David Attenborough reserves a certain mournful tone for narrating death in the natural world. In the Jungles episode of BBC’s epic documentary series Planet Earth, we hear that voice, interspersed with the rich, crackling sound of splintering wood, as we see a massive rain forest tree collapse under its own weight after centuries of growth. Just as the tree’s last branches fall out of view through the canopy, Attenborough, in his reassuringly authentic British accent, opines: “the death of a forest giant is always saddening, but it has to happen if the forest is to remain healthy.” After the surrounding trees spring back into place, we descend to the rain forest floor, and enter a realm whose usual gloom has been suddenly washed away by the new hole in its leafy ceiling. Here we can see, with the help of Planet Earth’s signature time-lapse cinematography, how the flood of light that now reaches the forest floor triggers a race to the top by the unbelievable variety of plant life struggling to collect that valuable light. The narration explains how each species has its own strategy for besting its competitors. Vines climb up neighboring trees, sacrificing structural strength for rapid vertical growth. Broad-leaved pioneers such as macarangas are the clear winners at this early stage; their huge leaves provide them with enough energy to grow up to eight meters in a single year. But “the ultimate winners are the tortoises, the slow and steady hardwoods,” which will continue striving for their places in the light-drenched canopy for centuries to come.

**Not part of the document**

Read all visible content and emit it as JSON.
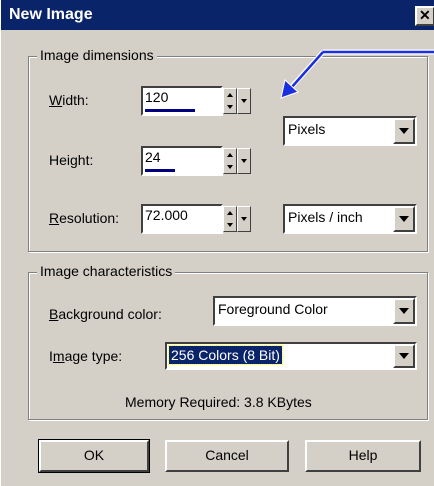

The series’ unmatched capacity to bring the natural world to life, as it were, has made it both the premier wildlife documentary of its day and the most enjoyable toy for twenty-first century stoned college students. Time-lapse photography and stunning footage of impossibly rare animals transport us, as viewers, into virgin territory, a territory that operates according to its own natural laws, thus far spared from human interference. While the show’s inventive cinematography animates the natural world, Attenborough is able to give meaning to natural processes by articulating the concealed, organic logic that organizes life. Sped up, slowed down, zoomed in, or seen from above, Planet Earth explains nature’s apparent randomness by casting the world’s plants and animals as players in an epic struggle for survival. The planet’s breathtaking beauty – along with its inhabitants’ sometimes-bizarre bodies and behaviors – is the integrated result of countless relations between harsh climates, scarce resources, and living things competing to exist. But if this is the narrative of the natural world, does it accurately reflect an already existent reality? What artifacts can we find of this production of meaning about the world? Is there a difference between Nature and the natural world? And most importantly, where do we – as viewers, as humans, as people – fit into this story?